The U.S.-Mexico-Canada Agreement (“USMCA”) is a free trade agreement that replaced the North American Free Trade Agreement (“NAFTA”) and entered into force on July 1, 2020. The USMCA enjoyed significant bipartisan support and was widely considered a successful effort at “modernizing” NAFTA.
From a labor perspective, the USMCA contains much stronger provisions than its predecessor. Rather than comprising enforceable labor provisions, NAFTA was accompanied by a labor side agreement which only listed guiding principles pertaining to workers’ rights. On the other hand, the USMCA comprises an enforceable chapter dedicated to labor containing strong provisions in favor of workers rights.
A key provision in the USMCA’s labor chapter is a provision which mandates Labor Value Content (“LVC”) rules which require that 30% of work performed on automobiles manufactured in North America should be performed by workers earning at least $16 per hour in order to qualify for duty-free treatment. The LVC requirements apply to passenger vehicles, light trucks, and heavy trucks and applies exclusively at the automotive manufacturing (original equipment) level. This LVC threshold will be gradually elevated to 40% by July 1, 2023.
According to the implementing legislation of the USMCA, the U.S. Department of Labor (“DOL”) issued regulations necessary to administer the high-wage components of the labor value content requirement. The implementing legislation requires importers who claim preferential tariff treatment under the USMCA for goods imported into the United States from Canada or Mexico to create and retain records for examination.
On December 1, 2020, DOL announced in the Federal Register that it will receive comments submitted by the public regarding the scope and manner in which DOL’s Wage & Hour Division intends to collect from respondents. Comments are due by December 31, 2020. According to the announcement, DOL estimates that its information collection activities will affect 9,455 respondents and require 205,911 hours of these respondents’ collective time (an average of 21.8 hours per respondent).

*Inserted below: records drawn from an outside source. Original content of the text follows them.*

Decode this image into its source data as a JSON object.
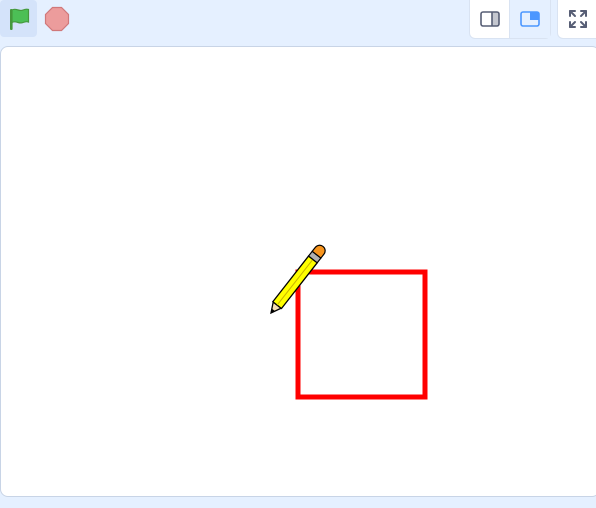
{
  "toolbar": {
    "green_flag": {
      "icon": "green-flag-icon",
      "color": "#4cbf56"
    },
    "stop": {
      "icon": "stop-sign-icon",
      "color": "#ec9c9c"
    },
    "small_stage_mode": {
      "icon": "small-stage-icon",
      "active": false
    },
    "large_stage_mode": {
      "icon": "large-stage-icon",
      "active": true,
      "accent": "#4c97ff"
    },
    "fullscreen": {
      "icon": "fullscreen-icon",
      "color": "#575e75"
    }
  },
  "stage": {
    "background": "#ffffff",
    "square_color": "#ff0000",
    "pencil_sprite": {
      "icon": "pencil-sprite-icon",
      "color": "#ffff00"
    }
  }
}
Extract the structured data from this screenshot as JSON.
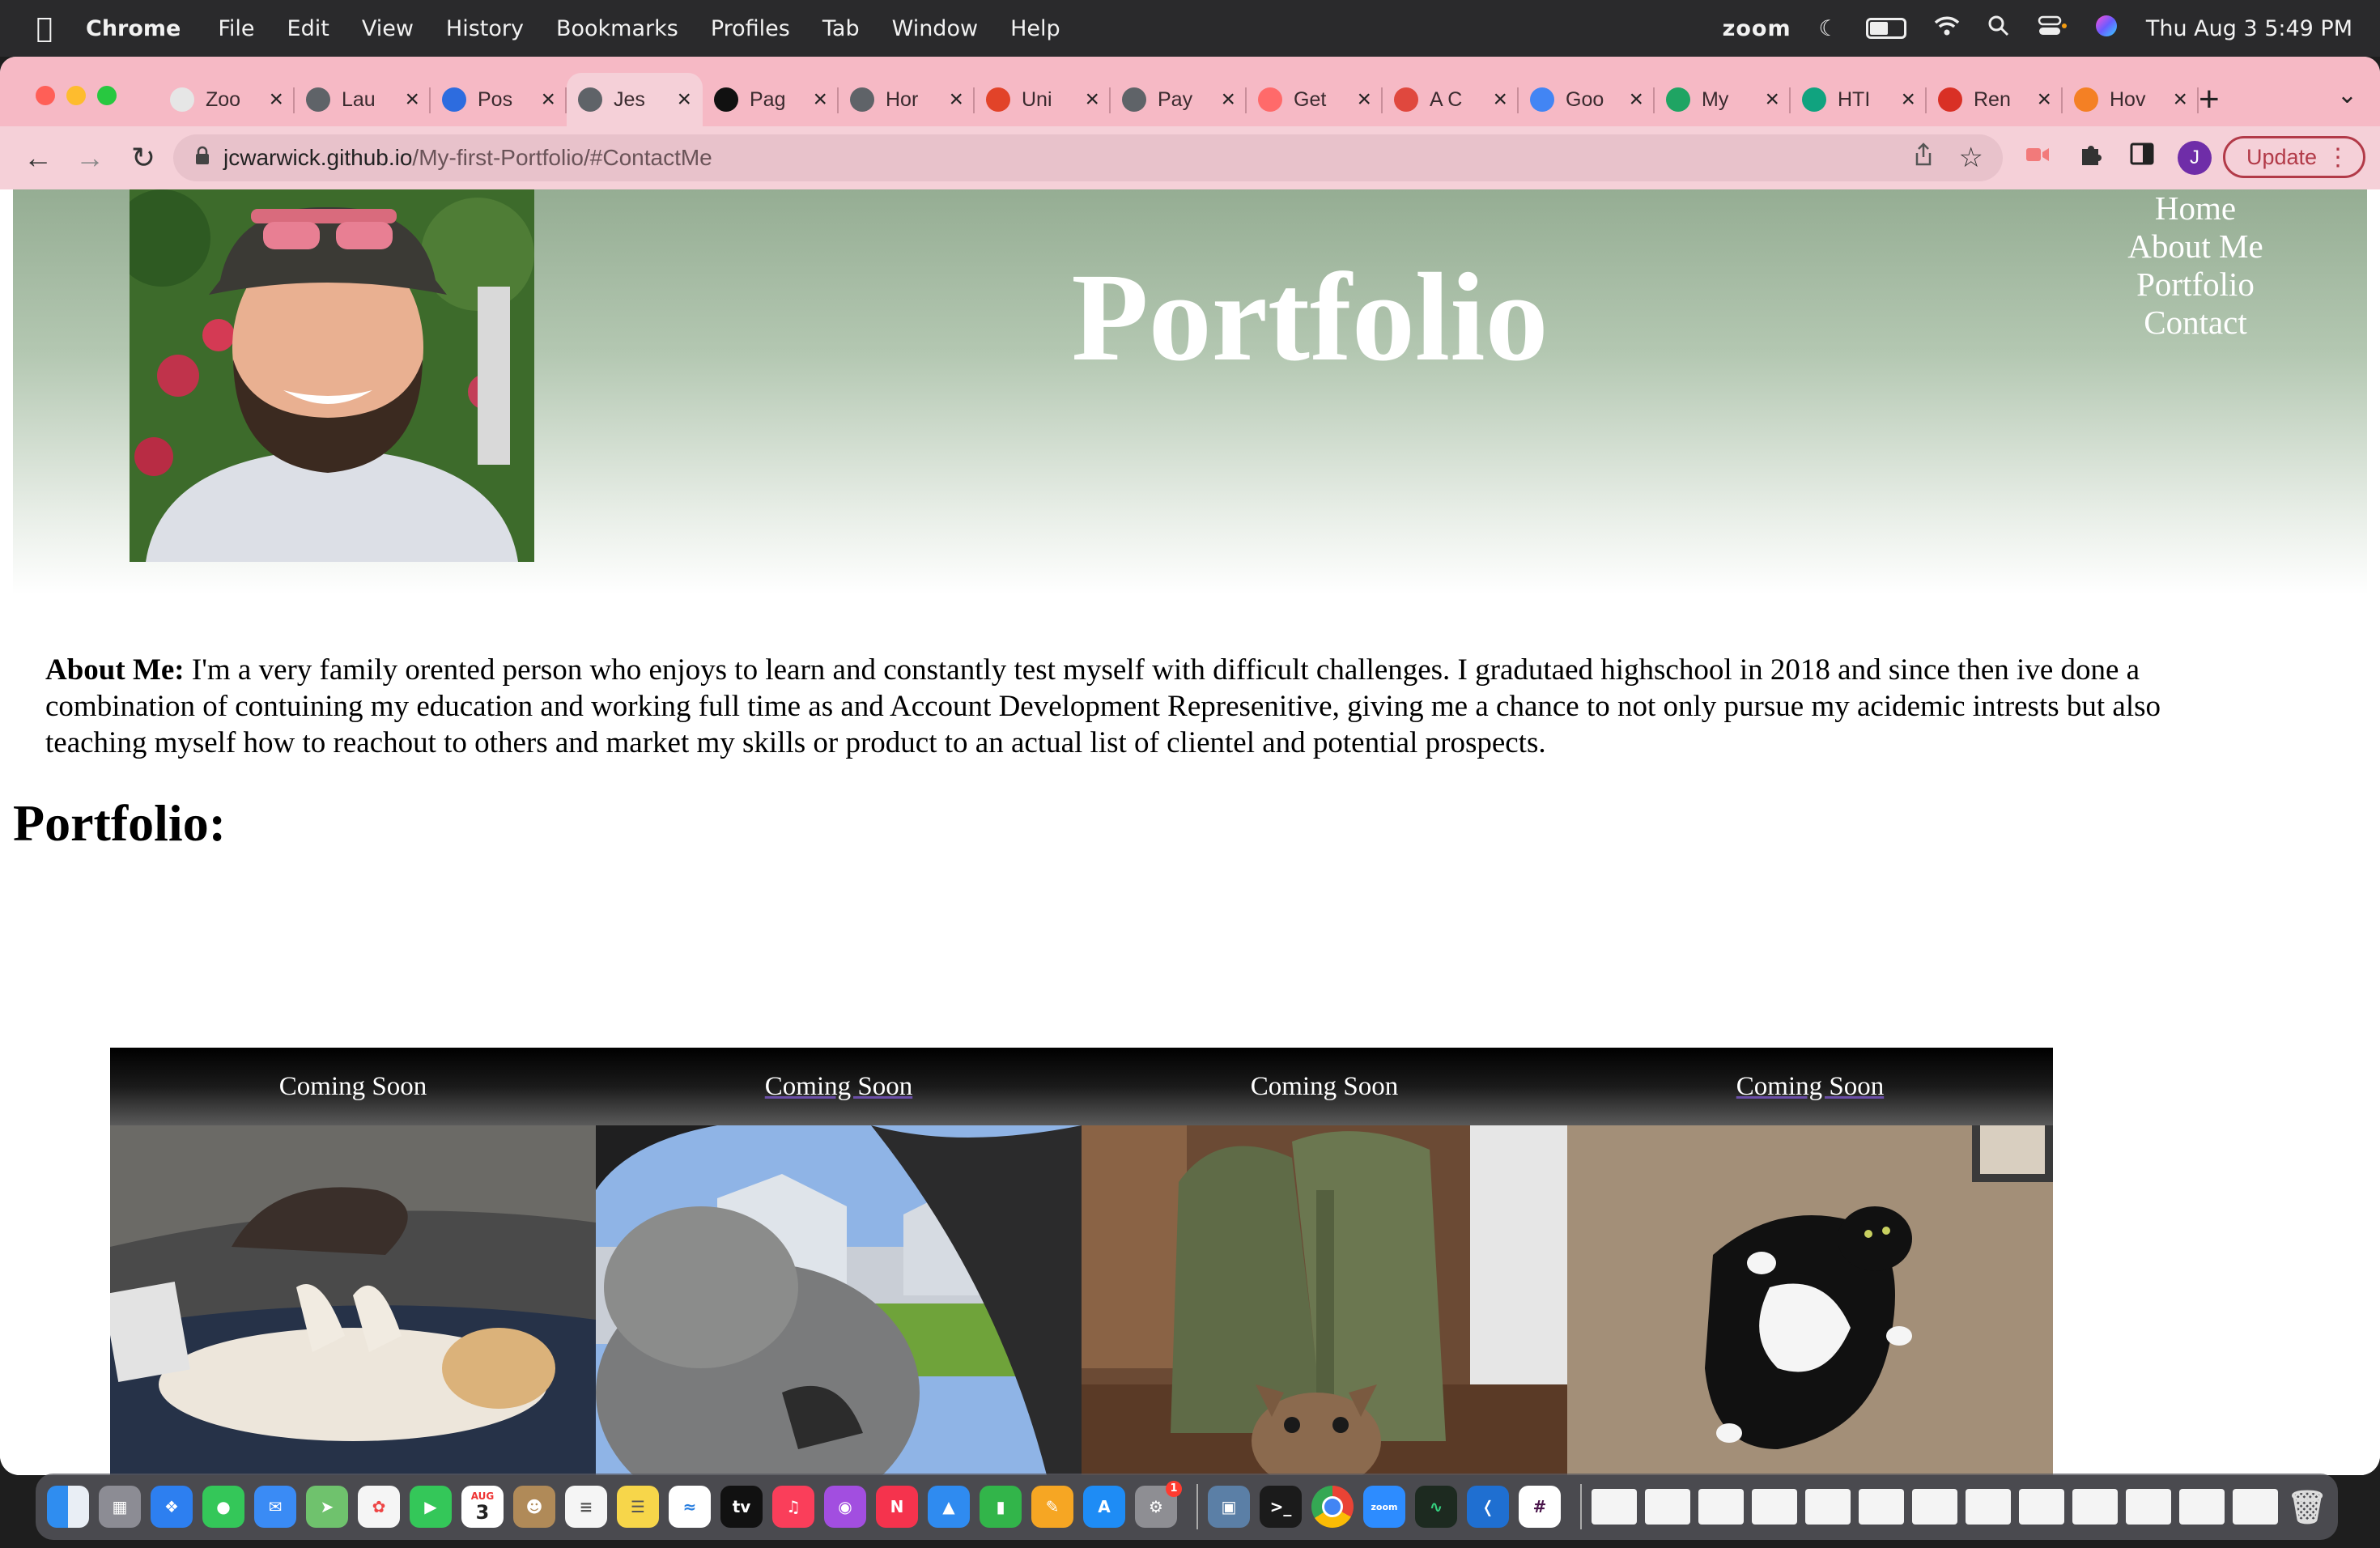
{
  "menubar": {
    "app_name": "Chrome",
    "menus": [
      "File",
      "Edit",
      "View",
      "History",
      "Bookmarks",
      "Profiles",
      "Tab",
      "Window",
      "Help"
    ],
    "status_zoom": "zoom",
    "datetime": "Thu Aug 3  5:49 PM"
  },
  "browser": {
    "tabs": [
      {
        "title": "Zoo",
        "icon": "zoom-icon",
        "color": "#e6e6e6"
      },
      {
        "title": "Lau",
        "icon": "globe-icon",
        "color": "#5f6368"
      },
      {
        "title": "Pos",
        "icon": "z-icon",
        "color": "#2d6cdf"
      },
      {
        "title": "Jes",
        "icon": "globe-icon",
        "color": "#5f6368",
        "active": true
      },
      {
        "title": "Pag",
        "icon": "github-icon",
        "color": "#111111"
      },
      {
        "title": "Hor",
        "icon": "globe-icon",
        "color": "#5f6368"
      },
      {
        "title": "Uni",
        "icon": "gitlab-icon",
        "color": "#e24329"
      },
      {
        "title": "Pay",
        "icon": "globe-icon",
        "color": "#5f6368"
      },
      {
        "title": "Get",
        "icon": "record-icon",
        "color": "#ff6a6a"
      },
      {
        "title": "A C",
        "icon": "asterisk-icon",
        "color": "#e0483e"
      },
      {
        "title": "Goo",
        "icon": "google-icon",
        "color": "#4285f4"
      },
      {
        "title": "My",
        "icon": "drive-icon",
        "color": "#1fa463"
      },
      {
        "title": "HTI",
        "icon": "openai-icon",
        "color": "#10a37f"
      },
      {
        "title": "Ren",
        "icon": "gmail-icon",
        "color": "#d93025"
      },
      {
        "title": "Hov",
        "icon": "stackoverflow-icon",
        "color": "#f48024"
      }
    ],
    "url_host": "jcwarwick.github.io",
    "url_path": "/My-first-Portfolio/#ContactMe",
    "profile_initial": "J",
    "update_label": "Update"
  },
  "page": {
    "title": "Portfolio",
    "nav": [
      "Home",
      "About Me",
      "Portfolio",
      "Contact"
    ],
    "about_label": "About Me:",
    "about_text": " I'm a very family orented person who enjoys to learn and constantly test myself with difficult challenges. I gradutaed highschool in 2018 and since then ive done a combination of contuining my education and working full time as and Account Development Represenitive, giving me a chance to not only pursue my acidemic intrests but also teaching myself how to reachout to others and market my skills or product to an actual list of clientel and potential prospects.",
    "portfolio_heading": "Portfolio:",
    "projects": [
      {
        "caption": "Coming Soon",
        "image": "sleeping-dog-photo"
      },
      {
        "caption": "Coming Soon",
        "image": "dog-in-car-photo"
      },
      {
        "caption": "Coming Soon",
        "image": "bulldog-and-bags-photo"
      },
      {
        "caption": "Coming Soon",
        "image": "tuxedo-cat-photo"
      }
    ]
  },
  "dock": {
    "calendar_month": "AUG",
    "calendar_day": "3",
    "settings_badge": "1"
  }
}
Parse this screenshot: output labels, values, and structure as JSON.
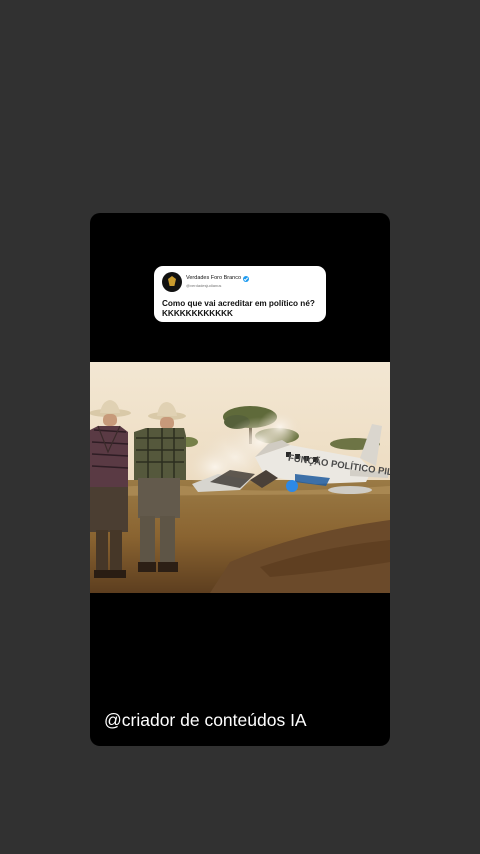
{
  "tweet": {
    "author_name": "Verdades Foro Branco",
    "author_handle": "@verdadesjudianus",
    "text": "Como que vai acreditar em político né?\nKKKKKKKKKKKK"
  },
  "photo": {
    "plane_text": "FUNÇÃO POLÍTICO PIL"
  },
  "caption": "@criador de conteúdos IA"
}
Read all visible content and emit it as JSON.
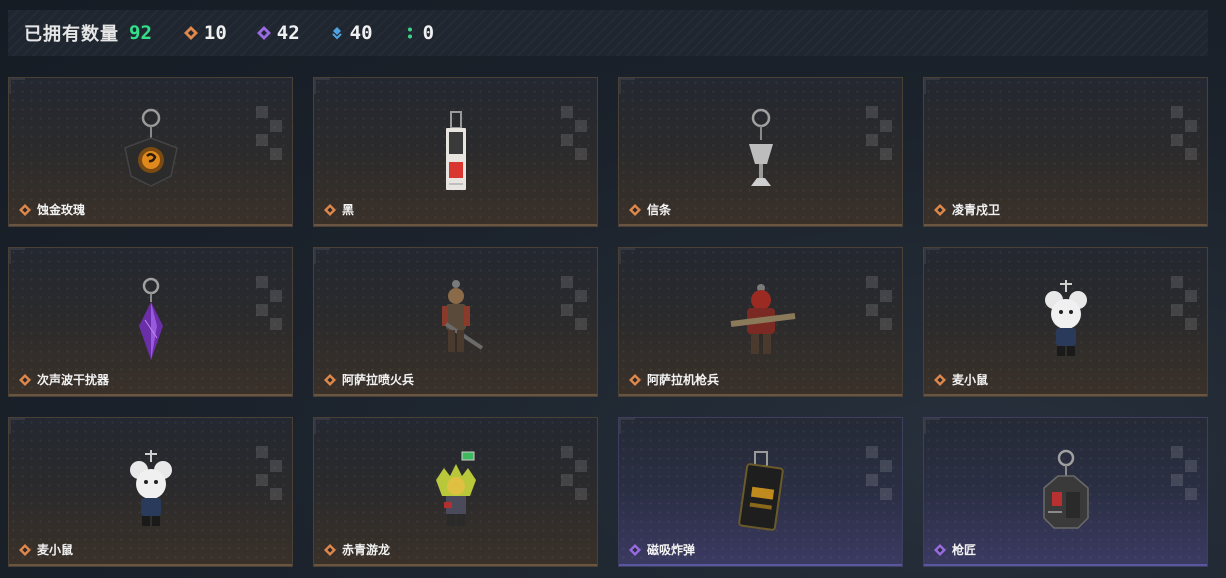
{
  "header": {
    "owned_label": "已拥有数量",
    "owned_count": "92",
    "stats": [
      {
        "icon": "orange-diamond-icon",
        "color": "#e0874a",
        "value": "10"
      },
      {
        "icon": "purple-diamond-icon",
        "color": "#9a6be0",
        "value": "42"
      },
      {
        "icon": "blue-diamond-icon",
        "color": "#4fa3e0",
        "value": "40"
      },
      {
        "icon": "green-dots-icon",
        "color": "#3fd38a",
        "value": "0"
      }
    ]
  },
  "items": [
    {
      "name": "蚀金玫瑰",
      "rarity": "orange",
      "art": "rose"
    },
    {
      "name": "黑",
      "rarity": "orange",
      "art": "tag"
    },
    {
      "name": "信条",
      "rarity": "orange",
      "art": "chalice"
    },
    {
      "name": "凌青戍卫",
      "rarity": "orange",
      "art": "none"
    },
    {
      "name": "次声波干扰器",
      "rarity": "orange",
      "art": "crystal"
    },
    {
      "name": "阿萨拉喷火兵",
      "rarity": "orange",
      "art": "soldier-flame"
    },
    {
      "name": "阿萨拉机枪兵",
      "rarity": "orange",
      "art": "soldier-gun"
    },
    {
      "name": "麦小鼠",
      "rarity": "orange",
      "art": "mouse"
    },
    {
      "name": "麦小鼠",
      "rarity": "orange",
      "art": "mouse"
    },
    {
      "name": "赤青游龙",
      "rarity": "orange",
      "art": "dragon"
    },
    {
      "name": "磁吸炸弹",
      "rarity": "purple",
      "art": "bomb"
    },
    {
      "name": "枪匠",
      "rarity": "purple",
      "art": "gunsmith"
    }
  ],
  "colors": {
    "orange": "#e0874a",
    "purple": "#9a6be0",
    "accent_green": "#33e08a"
  }
}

DOL specifically requests comments responding to the following questions:
- Whether the collection of information is necessary for the proper performance of the functions of the Department, including whether the information will have practical utility;
- If the information will be processed and used in a timely manner;
- The accuracy of the agency’s estimates of the burden and cost of the collection of information, including the validity of the methodology and assumptions used;
- Ways to enhance the quality, utility and clarity of the information collection; and
- Ways to minimize the burden of the collection of information on those who are to respond, including the use of automated collection techniques or other forms of information technology.
Diaz Trade Law has extensive expertise on USMCA tariff matters and in preparing and submitting comments. Please reach out to us if you would like to submit comments to DOL in order to inform the agency of how to best collection USMCA LVC information. Diaz Trade Law can be reached at firstname.lastname@example.org and 305-456-3830.